DIRECTIONS: The entries that follow need to be printed exactly as they are, minus any pictures.

Segment Open

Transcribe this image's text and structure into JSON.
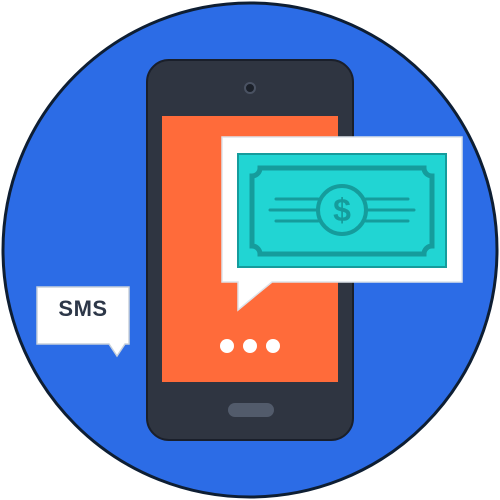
{
  "illustration": {
    "sms_label": "SMS",
    "money_symbol": "$",
    "icons": [
      "smartphone-icon",
      "speech-bubble-icon",
      "banknote-icon",
      "dollar-icon",
      "typing-dots-icon"
    ]
  },
  "colors": {
    "background_circle": "#2C6CE6",
    "circle_outline": "#0E1E33",
    "phone_body": "#2F3541",
    "phone_screen": "#FF6B3A",
    "bubble": "#FFFFFF",
    "banknote": "#21D5D3",
    "banknote_outline": "#159C9C",
    "text_dark": "#2D3748"
  }
}
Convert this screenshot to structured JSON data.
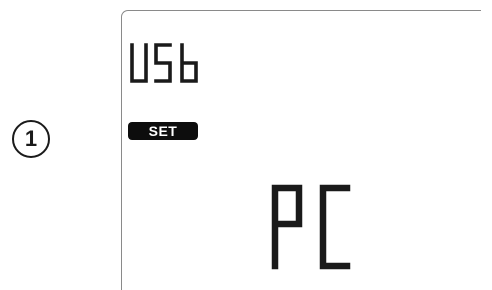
{
  "step": {
    "number": "1"
  },
  "lcd": {
    "mode_text": "USb",
    "set_indicator": "SET",
    "value_text": "PC"
  }
}
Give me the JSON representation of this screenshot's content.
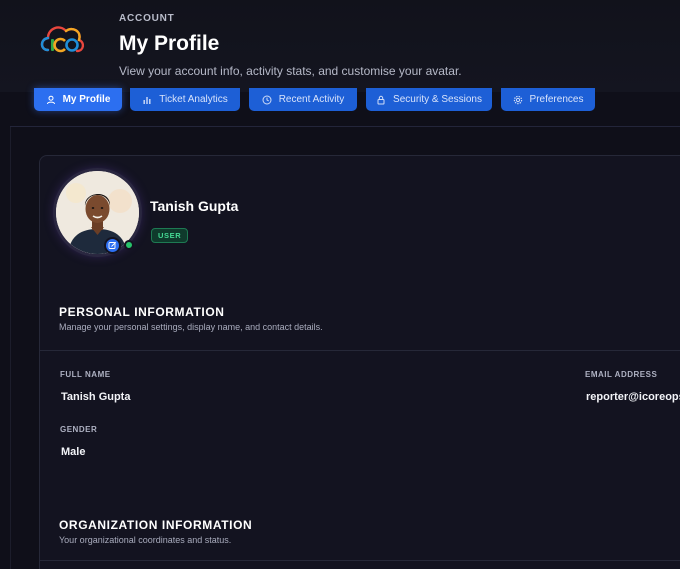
{
  "header": {
    "eyebrow": "ACCOUNT",
    "title": "My Profile",
    "subtitle": "View your account info, activity stats, and customise your avatar."
  },
  "tabs": [
    {
      "label": "My Profile",
      "icon": "user-icon",
      "active": true
    },
    {
      "label": "Ticket Analytics",
      "icon": "bar-chart-icon",
      "active": false
    },
    {
      "label": "Recent Activity",
      "icon": "clock-icon",
      "active": false
    },
    {
      "label": "Security & Sessions",
      "icon": "lock-icon",
      "active": false
    },
    {
      "label": "Preferences",
      "icon": "gear-icon",
      "active": false
    }
  ],
  "profile": {
    "name": "Tanish Gupta",
    "role": "USER",
    "online": true
  },
  "personal": {
    "title": "PERSONAL INFORMATION",
    "description": "Manage your personal settings, display name, and contact details.",
    "full_name_label": "FULL NAME",
    "full_name": "Tanish Gupta",
    "email_label": "EMAIL ADDRESS",
    "email": "reporter@icoreops.i",
    "gender_label": "GENDER",
    "gender": "Male"
  },
  "organization": {
    "title": "ORGANIZATION INFORMATION",
    "description": "Your organizational coordinates and status."
  },
  "colors": {
    "background": "#0f0f19",
    "accent": "#2c6ff0",
    "online": "#27c46b",
    "badge_text": "#45d994"
  }
}
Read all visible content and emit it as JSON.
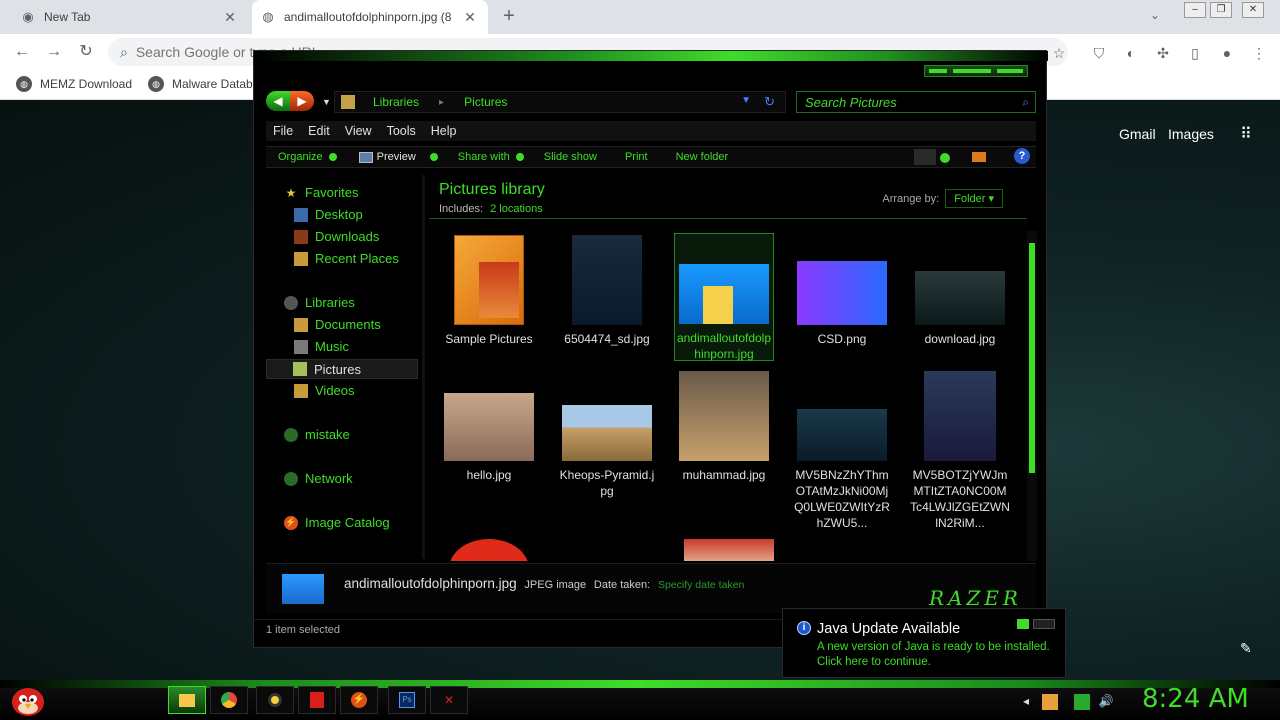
{
  "browser": {
    "tabs": [
      {
        "title": "New Tab"
      },
      {
        "title": "andimalloutofdolphinporn.jpg (8"
      }
    ],
    "omnibox_placeholder": "Search Google or type a URL",
    "bookmarks": [
      "MEMZ Download",
      "Malware Databa"
    ],
    "google_links": [
      "Gmail",
      "Images"
    ]
  },
  "explorer": {
    "breadcrumb": [
      "Libraries",
      "Pictures"
    ],
    "search_placeholder": "Search Pictures",
    "menu": [
      "File",
      "Edit",
      "View",
      "Tools",
      "Help"
    ],
    "commands": {
      "organize": "Organize",
      "preview": "Preview",
      "share": "Share with",
      "slideshow": "Slide show",
      "print": "Print",
      "new_folder": "New folder"
    },
    "nav": {
      "favorites": "Favorites",
      "desktop": "Desktop",
      "downloads": "Downloads",
      "recent": "Recent Places",
      "libraries": "Libraries",
      "documents": "Documents",
      "music": "Music",
      "pictures": "Pictures",
      "videos": "Videos",
      "mistake": "mistake",
      "network": "Network",
      "image_catalog": "Image Catalog"
    },
    "library": {
      "title": "Pictures library",
      "includes_label": "Includes:",
      "locations": "2 locations",
      "arrange_label": "Arrange by:",
      "arrange_value": "Folder"
    },
    "files": [
      {
        "name": "Sample Pictures"
      },
      {
        "name": "6504474_sd.jpg"
      },
      {
        "name": "andimalloutofdolphinporn.jpg"
      },
      {
        "name": "CSD.png"
      },
      {
        "name": "download.jpg"
      },
      {
        "name": "hello.jpg"
      },
      {
        "name": "Kheops-Pyramid.jpg"
      },
      {
        "name": "muhammad.jpg"
      },
      {
        "name": "MV5BNzZhYThmOTAtMzJkNi00MjQ0LWE0ZWItYzRhZWU5..."
      },
      {
        "name": "MV5BOTZjYWJmMTItZTA0NC00MTc4LWJlZGEtZWNlN2RiM..."
      }
    ],
    "details": {
      "name": "andimalloutofdolphinporn.jpg",
      "type": "JPEG image",
      "date_label": "Date taken:",
      "date_value": "Specify date taken",
      "logo": "RAZER"
    },
    "status": "1 item selected"
  },
  "notification": {
    "title": "Java Update Available",
    "line1": "A new version of Java is ready to be installed.",
    "line2": "Click here to continue."
  },
  "taskbar": {
    "clock": "8:24 AM"
  },
  "colors": {
    "accent": "#3fdc2a",
    "background": "#000000"
  }
}
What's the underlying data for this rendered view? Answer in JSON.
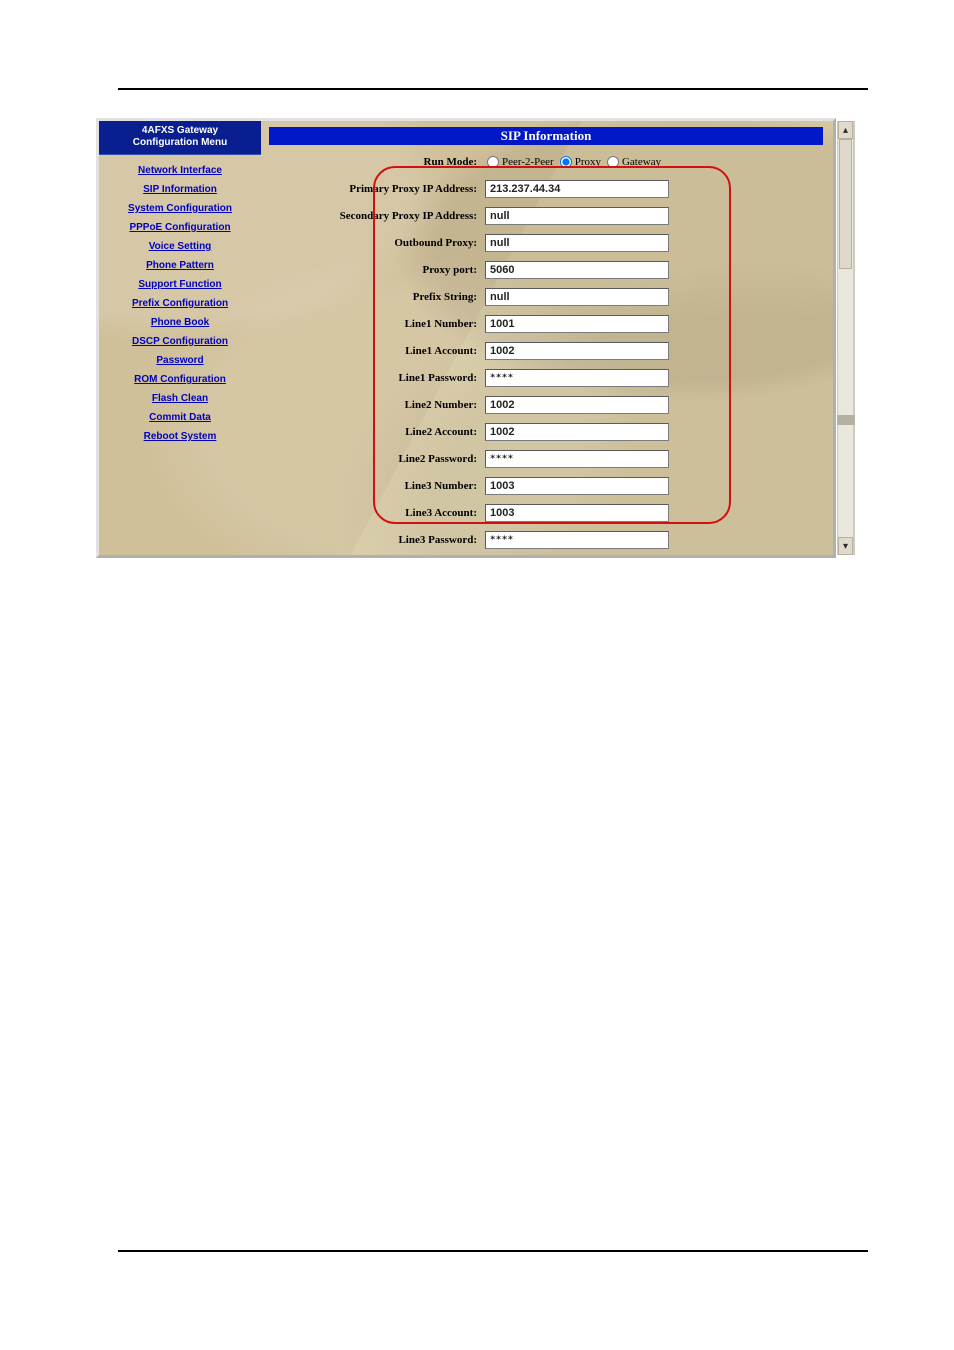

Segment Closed

RESULT:
Transcribe this image's text and structure into JSON.
{
  "illustration": {
    "sms_label": "SMS",
    "money_symbol": "$",
    "icons": [
      "smartphone-icon",
      "speech-bubble-icon",
      "banknote-icon",
      "dollar-icon",
      "typing-dots-icon"
    ]
  },
  "colors": {
    "background_circle": "#2C6CE6",
    "circle_outline": "#0E1E33",
    "phone_body": "#2F3541",
    "phone_screen": "#FF6B3A",
    "bubble": "#FFFFFF",
    "banknote": "#21D5D3",
    "banknote_outline": "#159C9C",
    "text_dark": "#2D3748"
  }
}
Convert this screenshot to structured JSON data.
{
  "step": {
    "number": "1"
  },
  "lcd": {
    "mode_text": "USb",
    "set_indicator": "SET",
    "value_text": "PC"
  }
}
Give me the JSON representation of this screenshot's content.
{
  "header": {
    "eyebrow": "ACCOUNT",
    "title": "My Profile",
    "subtitle": "View your account info, activity stats, and customise your avatar."
  },
  "tabs": [
    {
      "label": "My Profile",
      "icon": "user-icon",
      "active": true
    },
    {
      "label": "Ticket Analytics",
      "icon": "bar-chart-icon",
      "active": false
    },
    {
      "label": "Recent Activity",
      "icon": "clock-icon",
      "active": false
    },
    {
      "label": "Security & Sessions",
      "icon": "lock-icon",
      "active": false
    },
    {
      "label": "Preferences",
      "icon": "gear-icon",
      "active": false
    }
  ],
  "profile": {
    "name": "Tanish Gupta",
    "role": "USER",
    "online": true
  },
  "personal": {
    "title": "PERSONAL INFORMATION",
    "description": "Manage your personal settings, display name, and contact details.",
    "full_name_label": "FULL NAME",
    "full_name": "Tanish Gupta",
    "email_label": "EMAIL ADDRESS",
    "email": "reporter@icoreops.i",
    "gender_label": "GENDER",
    "gender": "Male"
  },
  "organization": {
    "title": "ORGANIZATION INFORMATION",
    "description": "Your organizational coordinates and status."
  },
  "colors": {
    "background": "#0f0f19",
    "accent": "#2c6ff0",
    "online": "#27c46b",
    "badge_text": "#45d994"
  }
}
Read all visible content and emit it as JSON.
{
  "browser": {
    "tabs": [
      {
        "title": "New Tab"
      },
      {
        "title": "andimalloutofdolphinporn.jpg (8"
      }
    ],
    "omnibox_placeholder": "Search Google or type a URL",
    "bookmarks": [
      "MEMZ Download",
      "Malware Databa"
    ],
    "google_links": [
      "Gmail",
      "Images"
    ]
  },
  "explorer": {
    "breadcrumb": [
      "Libraries",
      "Pictures"
    ],
    "search_placeholder": "Search Pictures",
    "menu": [
      "File",
      "Edit",
      "View",
      "Tools",
      "Help"
    ],
    "commands": {
      "organize": "Organize",
      "preview": "Preview",
      "share": "Share with",
      "slideshow": "Slide show",
      "print": "Print",
      "new_folder": "New folder"
    },
    "nav": {
      "favorites": "Favorites",
      "desktop": "Desktop",
      "downloads": "Downloads",
      "recent": "Recent Places",
      "libraries": "Libraries",
      "documents": "Documents",
      "music": "Music",
      "pictures": "Pictures",
      "videos": "Videos",
      "mistake": "mistake",
      "network": "Network",
      "image_catalog": "Image Catalog"
    },
    "library": {
      "title": "Pictures library",
      "includes_label": "Includes:",
      "locations": "2 locations",
      "arrange_label": "Arrange by:",
      "arrange_value": "Folder"
    },
    "files": [
      {
        "name": "Sample Pictures"
      },
      {
        "name": "6504474_sd.jpg"
      },
      {
        "name": "andimalloutofdolphinporn.jpg"
      },
      {
        "name": "CSD.png"
      },
      {
        "name": "download.jpg"
      },
      {
        "name": "hello.jpg"
      },
      {
        "name": "Kheops-Pyramid.jpg"
      },
      {
        "name": "muhammad.jpg"
      },
      {
        "name": "MV5BNzZhYThmOTAtMzJkNi00MjQ0LWE0ZWItYzRhZWU5..."
      },
      {
        "name": "MV5BOTZjYWJmMTItZTA0NC00MTc4LWJlZGEtZWNlN2RiM..."
      }
    ],
    "details": {
      "name": "andimalloutofdolphinporn.jpg",
      "type": "JPEG image",
      "date_label": "Date taken:",
      "date_value": "Specify date taken",
      "logo": "RAZER"
    },
    "status": "1 item selected"
  },
  "notification": {
    "title": "Java Update Available",
    "line1": "A new version of Java is ready to be installed.",
    "line2": "Click here to continue."
  },
  "taskbar": {
    "clock": "8:24 AM"
  },
  "colors": {
    "accent": "#3fdc2a",
    "background": "#000000"
  }
}
What's the underlying data for this rendered view? Answer in JSON.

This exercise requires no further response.